• **HOW TO COMPLETE THIS TASK**: Would you restate all the entries exactly, leaving nothing out?

• **GIVEN DATA**:
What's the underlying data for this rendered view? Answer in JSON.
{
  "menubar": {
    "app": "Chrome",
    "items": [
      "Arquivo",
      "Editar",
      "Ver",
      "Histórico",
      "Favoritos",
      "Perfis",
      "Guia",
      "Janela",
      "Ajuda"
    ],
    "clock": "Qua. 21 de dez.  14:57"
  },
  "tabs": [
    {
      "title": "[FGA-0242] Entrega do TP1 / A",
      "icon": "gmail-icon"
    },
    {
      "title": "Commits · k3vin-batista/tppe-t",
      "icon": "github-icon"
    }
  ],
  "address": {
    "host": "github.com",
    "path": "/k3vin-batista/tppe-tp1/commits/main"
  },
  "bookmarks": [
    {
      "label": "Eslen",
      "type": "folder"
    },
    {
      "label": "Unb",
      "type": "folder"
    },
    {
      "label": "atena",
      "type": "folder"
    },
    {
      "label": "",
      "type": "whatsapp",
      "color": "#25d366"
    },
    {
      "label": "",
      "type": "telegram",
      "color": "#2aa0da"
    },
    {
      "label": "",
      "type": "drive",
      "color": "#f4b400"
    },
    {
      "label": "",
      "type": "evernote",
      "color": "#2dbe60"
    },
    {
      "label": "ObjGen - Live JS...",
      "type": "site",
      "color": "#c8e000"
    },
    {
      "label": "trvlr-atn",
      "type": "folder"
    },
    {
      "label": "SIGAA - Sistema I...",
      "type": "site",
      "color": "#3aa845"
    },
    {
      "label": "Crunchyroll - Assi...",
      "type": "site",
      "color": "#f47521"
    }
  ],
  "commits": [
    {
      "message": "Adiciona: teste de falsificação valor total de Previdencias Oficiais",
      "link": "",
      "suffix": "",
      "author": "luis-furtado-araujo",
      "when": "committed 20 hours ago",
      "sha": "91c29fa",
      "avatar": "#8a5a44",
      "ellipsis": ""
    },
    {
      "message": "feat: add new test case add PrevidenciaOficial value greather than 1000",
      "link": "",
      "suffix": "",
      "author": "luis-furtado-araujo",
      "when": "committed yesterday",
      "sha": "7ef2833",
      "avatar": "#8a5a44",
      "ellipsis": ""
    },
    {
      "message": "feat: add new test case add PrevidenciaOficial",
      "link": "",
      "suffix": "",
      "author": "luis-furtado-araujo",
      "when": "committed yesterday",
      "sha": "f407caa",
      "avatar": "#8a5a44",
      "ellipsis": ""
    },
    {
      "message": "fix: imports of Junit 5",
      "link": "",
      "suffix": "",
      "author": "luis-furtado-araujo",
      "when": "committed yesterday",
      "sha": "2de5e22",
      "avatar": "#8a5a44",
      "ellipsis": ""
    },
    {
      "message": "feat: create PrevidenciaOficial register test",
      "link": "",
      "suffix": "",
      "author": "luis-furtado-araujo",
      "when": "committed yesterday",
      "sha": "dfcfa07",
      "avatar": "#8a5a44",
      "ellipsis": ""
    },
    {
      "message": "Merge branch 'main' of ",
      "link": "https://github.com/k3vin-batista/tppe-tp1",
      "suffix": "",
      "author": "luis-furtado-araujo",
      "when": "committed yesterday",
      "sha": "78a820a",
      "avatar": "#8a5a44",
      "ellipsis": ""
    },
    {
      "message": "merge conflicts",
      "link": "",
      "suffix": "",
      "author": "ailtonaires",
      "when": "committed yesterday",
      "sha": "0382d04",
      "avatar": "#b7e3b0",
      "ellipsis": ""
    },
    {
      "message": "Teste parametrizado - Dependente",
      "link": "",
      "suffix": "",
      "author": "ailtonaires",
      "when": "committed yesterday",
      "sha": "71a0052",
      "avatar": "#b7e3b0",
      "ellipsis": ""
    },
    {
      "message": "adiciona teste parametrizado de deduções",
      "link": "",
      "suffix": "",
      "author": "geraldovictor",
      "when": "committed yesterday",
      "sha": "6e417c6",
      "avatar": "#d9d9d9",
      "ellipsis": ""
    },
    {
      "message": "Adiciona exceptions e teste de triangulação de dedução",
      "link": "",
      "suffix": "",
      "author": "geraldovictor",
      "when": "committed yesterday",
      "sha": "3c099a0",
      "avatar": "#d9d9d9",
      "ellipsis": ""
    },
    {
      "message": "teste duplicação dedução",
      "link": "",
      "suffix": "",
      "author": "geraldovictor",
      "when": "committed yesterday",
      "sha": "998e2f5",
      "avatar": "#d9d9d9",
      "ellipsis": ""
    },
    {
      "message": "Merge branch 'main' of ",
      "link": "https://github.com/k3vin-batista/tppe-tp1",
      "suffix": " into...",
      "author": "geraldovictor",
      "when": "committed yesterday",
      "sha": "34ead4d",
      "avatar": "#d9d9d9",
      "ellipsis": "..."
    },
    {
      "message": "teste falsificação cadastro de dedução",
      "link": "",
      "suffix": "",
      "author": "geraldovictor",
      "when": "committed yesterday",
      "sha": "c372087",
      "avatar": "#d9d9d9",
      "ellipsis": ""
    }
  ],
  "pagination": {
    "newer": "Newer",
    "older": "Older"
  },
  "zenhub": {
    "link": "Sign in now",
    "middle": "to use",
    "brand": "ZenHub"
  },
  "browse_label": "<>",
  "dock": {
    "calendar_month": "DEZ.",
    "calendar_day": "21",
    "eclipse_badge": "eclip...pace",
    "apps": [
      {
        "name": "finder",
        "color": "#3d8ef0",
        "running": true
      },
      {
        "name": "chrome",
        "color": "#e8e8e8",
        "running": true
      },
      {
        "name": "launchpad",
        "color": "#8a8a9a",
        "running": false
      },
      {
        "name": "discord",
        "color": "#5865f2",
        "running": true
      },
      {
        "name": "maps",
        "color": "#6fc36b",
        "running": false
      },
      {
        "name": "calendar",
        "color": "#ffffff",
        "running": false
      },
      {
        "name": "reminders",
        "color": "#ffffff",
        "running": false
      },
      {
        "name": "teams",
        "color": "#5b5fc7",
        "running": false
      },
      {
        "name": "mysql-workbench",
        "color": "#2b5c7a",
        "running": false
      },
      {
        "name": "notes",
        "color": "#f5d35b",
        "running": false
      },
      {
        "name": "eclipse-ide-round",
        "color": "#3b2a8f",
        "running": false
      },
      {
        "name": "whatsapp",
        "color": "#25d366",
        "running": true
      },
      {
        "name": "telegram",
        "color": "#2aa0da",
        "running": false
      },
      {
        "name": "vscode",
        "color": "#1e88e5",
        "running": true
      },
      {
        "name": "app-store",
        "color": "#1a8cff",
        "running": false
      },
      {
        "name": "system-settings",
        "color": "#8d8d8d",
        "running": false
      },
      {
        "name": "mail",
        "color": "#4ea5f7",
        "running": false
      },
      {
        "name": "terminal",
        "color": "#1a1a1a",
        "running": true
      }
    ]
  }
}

• **SOLUTION**:
What's the underlying data for this rendered view? Answer in JSON.
{
  "menubar": {
    "app": "Chrome",
    "items": [
      "Arquivo",
      "Editar",
      "Ver",
      "Histórico",
      "Favoritos",
      "Perfis",
      "Guia",
      "Janela",
      "Ajuda"
    ],
    "clock": "Qua. 21 de dez.  14:57"
  },
  "tabs": [
    {
      "title": "[FGA-0242] Entrega do TP1 / A",
      "icon": "gmail-icon"
    },
    {
      "title": "Commits · k3vin-batista/tppe-t",
      "icon": "github-icon"
    }
  ],
  "address": {
    "host": "github.com",
    "path": "/k3vin-batista/tppe-tp1/commits/main"
  },
  "bookmarks": [
    {
      "label": "Eslen",
      "type": "folder"
    },
    {
      "label": "Unb",
      "type": "folder"
    },
    {
      "label": "atena",
      "type": "folder"
    },
    {
      "label": "",
      "type": "whatsapp",
      "color": "#25d366"
    },
    {
      "label": "",
      "type": "telegram",
      "color": "#2aa0da"
    },
    {
      "label": "",
      "type": "drive",
      "color": "#f4b400"
    },
    {
      "label": "",
      "type": "evernote",
      "color": "#2dbe60"
    },
    {
      "label": "ObjGen - Live JS...",
      "type": "site",
      "color": "#c8e000"
    },
    {
      "label": "trvlr-atn",
      "type": "folder"
    },
    {
      "label": "SIGAA - Sistema I...",
      "type": "site",
      "color": "#3aa845"
    },
    {
      "label": "Crunchyroll - Assi...",
      "type": "site",
      "color": "#f47521"
    }
  ],
  "commits": [
    {
      "message": "Adiciona: teste de falsificação valor total de Previdencias Oficiais",
      "link": "",
      "suffix": "",
      "author": "luis-furtado-araujo",
      "when": "committed 20 hours ago",
      "sha": "91c29fa",
      "avatar": "#8a5a44",
      "ellipsis": ""
    },
    {
      "message": "feat: add new test case add PrevidenciaOficial value greather than 1000",
      "link": "",
      "suffix": "",
      "author": "luis-furtado-araujo",
      "when": "committed yesterday",
      "sha": "7ef2833",
      "avatar": "#8a5a44",
      "ellipsis": ""
    },
    {
      "message": "feat: add new test case add PrevidenciaOficial",
      "link": "",
      "suffix": "",
      "author": "luis-furtado-araujo",
      "when": "committed yesterday",
      "sha": "f407caa",
      "avatar": "#8a5a44",
      "ellipsis": ""
    },
    {
      "message": "fix: imports of Junit 5",
      "link": "",
      "suffix": "",
      "author": "luis-furtado-araujo",
      "when": "committed yesterday",
      "sha": "2de5e22",
      "avatar": "#8a5a44",
      "ellipsis": ""
    },
    {
      "message": "feat: create PrevidenciaOficial register test",
      "link": "",
      "suffix": "",
      "author": "luis-furtado-araujo",
      "when": "committed yesterday",
      "sha": "dfcfa07",
      "avatar": "#8a5a44",
      "ellipsis": ""
    },
    {
      "message": "Merge branch 'main' of ",
      "link": "https://github.com/k3vin-batista/tppe-tp1",
      "suffix": "",
      "author": "luis-furtado-araujo",
      "when": "committed yesterday",
      "sha": "78a820a",
      "avatar": "#8a5a44",
      "ellipsis": ""
    },
    {
      "message": "merge conflicts",
      "link": "",
      "suffix": "",
      "author": "ailtonaires",
      "when": "committed yesterday",
      "sha": "0382d04",
      "avatar": "#b7e3b0",
      "ellipsis": ""
    },
    {
      "message": "Teste parametrizado - Dependente",
      "link": "",
      "suffix": "",
      "author": "ailtonaires",
      "when": "committed yesterday",
      "sha": "71a0052",
      "avatar": "#b7e3b0",
      "ellipsis": ""
    },
    {
      "message": "adiciona teste parametrizado de deduções",
      "link": "",
      "suffix": "",
      "author": "geraldovictor",
      "when": "committed yesterday",
      "sha": "6e417c6",
      "avatar": "#d9d9d9",
      "ellipsis": ""
    },
    {
      "message": "Adiciona exceptions e teste de triangulação de dedução",
      "link": "",
      "suffix": "",
      "author": "geraldovictor",
      "when": "committed yesterday",
      "sha": "3c099a0",
      "avatar": "#d9d9d9",
      "ellipsis": ""
    },
    {
      "message": "teste duplicação dedução",
      "link": "",
      "suffix": "",
      "author": "geraldovictor",
      "when": "committed yesterday",
      "sha": "998e2f5",
      "avatar": "#d9d9d9",
      "ellipsis": ""
    },
    {
      "message": "Merge branch 'main' of ",
      "link": "https://github.com/k3vin-batista/tppe-tp1",
      "suffix": " into...",
      "author": "geraldovictor",
      "when": "committed yesterday",
      "sha": "34ead4d",
      "avatar": "#d9d9d9",
      "ellipsis": "..."
    },
    {
      "message": "teste falsificação cadastro de dedução",
      "link": "",
      "suffix": "",
      "author": "geraldovictor",
      "when": "committed yesterday",
      "sha": "c372087",
      "avatar": "#d9d9d9",
      "ellipsis": ""
    }
  ],
  "pagination": {
    "newer": "Newer",
    "older": "Older"
  },
  "zenhub": {
    "link": "Sign in now",
    "middle": "to use",
    "brand": "ZenHub"
  },
  "browse_label": "<>",
  "dock": {
    "calendar_month": "DEZ.",
    "calendar_day": "21",
    "eclipse_badge": "eclip...pace",
    "apps": [
      {
        "name": "finder",
        "color": "#3d8ef0",
        "running": true
      },
      {
        "name": "chrome",
        "color": "#e8e8e8",
        "running": true
      },
      {
        "name": "launchpad",
        "color": "#8a8a9a",
        "running": false
      },
      {
        "name": "discord",
        "color": "#5865f2",
        "running": true
      },
      {
        "name": "maps",
        "color": "#6fc36b",
        "running": false
      },
      {
        "name": "calendar",
        "color": "#ffffff",
        "running": false
      },
      {
        "name": "reminders",
        "color": "#ffffff",
        "running": false
      },
      {
        "name": "teams",
        "color": "#5b5fc7",
        "running": false
      },
      {
        "name": "mysql-workbench",
        "color": "#2b5c7a",
        "running": false
      },
      {
        "name": "notes",
        "color": "#f5d35b",
        "running": false
      },
      {
        "name": "eclipse-ide-round",
        "color": "#3b2a8f",
        "running": false
      },
      {
        "name": "whatsapp",
        "color": "#25d366",
        "running": true
      },
      {
        "name": "telegram",
        "color": "#2aa0da",
        "running": false
      },
      {
        "name": "vscode",
        "color": "#1e88e5",
        "running": true
      },
      {
        "name": "app-store",
        "color": "#1a8cff",
        "running": false
      },
      {
        "name": "system-settings",
        "color": "#8d8d8d",
        "running": false
      },
      {
        "name": "mail",
        "color": "#4ea5f7",
        "running": false
      },
      {
        "name": "terminal",
        "color": "#1a1a1a",
        "running": true
      }
    ]
  }
}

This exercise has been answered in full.